Although my upcoming talk this week is on photography I’m using the platform to make some subtle points about disability. My neighbour used to be a keen mountaineer, only he got stuck up a mountain in a blizzard for 24 hours and lost all his fingers, both thumbs and part of his nose to frostbite and had to have his leg amputated as it was badly crushed. He is the poster child of someone who is disabled. I, OTOH, will look totally fit and well as I stand before my audience yet the ‘disabled’ guy runs 3 miles a night on his artificial leg and still goes mountaineering while I struggle some days to get dressed and only manage a shower once a week.

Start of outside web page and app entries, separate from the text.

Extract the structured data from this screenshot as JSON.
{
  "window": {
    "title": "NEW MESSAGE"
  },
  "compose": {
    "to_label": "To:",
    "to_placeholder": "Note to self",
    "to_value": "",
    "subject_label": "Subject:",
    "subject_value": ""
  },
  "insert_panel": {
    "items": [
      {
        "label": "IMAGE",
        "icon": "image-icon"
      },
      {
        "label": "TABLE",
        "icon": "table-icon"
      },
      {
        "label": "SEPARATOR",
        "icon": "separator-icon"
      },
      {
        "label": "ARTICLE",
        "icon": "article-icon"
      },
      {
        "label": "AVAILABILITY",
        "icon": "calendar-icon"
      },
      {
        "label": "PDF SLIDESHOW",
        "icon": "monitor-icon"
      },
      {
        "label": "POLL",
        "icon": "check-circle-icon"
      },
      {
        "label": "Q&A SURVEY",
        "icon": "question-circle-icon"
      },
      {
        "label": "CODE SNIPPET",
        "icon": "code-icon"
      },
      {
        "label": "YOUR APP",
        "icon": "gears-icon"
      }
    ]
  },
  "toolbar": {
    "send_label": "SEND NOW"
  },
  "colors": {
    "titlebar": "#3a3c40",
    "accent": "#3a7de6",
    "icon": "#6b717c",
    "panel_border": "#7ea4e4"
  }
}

I asked if I could take a photo of my neighbour for my talk and he agreed. The resulting image was put on facebook and immediately I received comments on how brave and inspiring he is because of all he achieves despite the challenges his disability poses. I don’t disagree. Despite having no fingers and only one leg he runs a thriving upholstery business, has 4 children and has so far been on three holidays this year………while I lie in my bed skint and alone having not had a holiday since 1996 because I’m way too sick to travel.
I’ll never be called inspiring or brave. Not that I would want to be called brave simply for enduring the shitty hand I’ve been dealt and I know it also gets on disabled people’s nerves – it’s not like we’ve deliberately chosen our lives like someone chooses to run into a burning building – but the point remains that there is acknowledgement of overcoming adversity with disabilities which is absent when one is chronically, and more importantly untreatably, ill. It is, of course, a different kettle of fish when it comes to The Big C because cancer patients are routinely thought of as ‘brave’ and ‘inspiring’ and when they’re cured by modern medicine they are deemed to have ‘won the battle’, words which are all too often missing when describing the chronically ill.
If healthy people acknowledge me at all it’s as lazy, weird, anti-social, weak or a scrounger and the words “you poor thing” have actually been said to my face. The strength it takes to live a life of chronic illness is never acknowledged let alone applauded.
I may not have four children (who, btw, live full time with their mother) but I do have a dog and two elderly, sick parents to look after. I may not climb mountains but I create with my photography. I blog (nearly 1 million visitors!), I volunteer, I teach…………yet he is ‘brave’ and ‘inspiring’ while I am ‘weird’, ‘lazy’ and ‘a poor thing’. Why is that I wonder?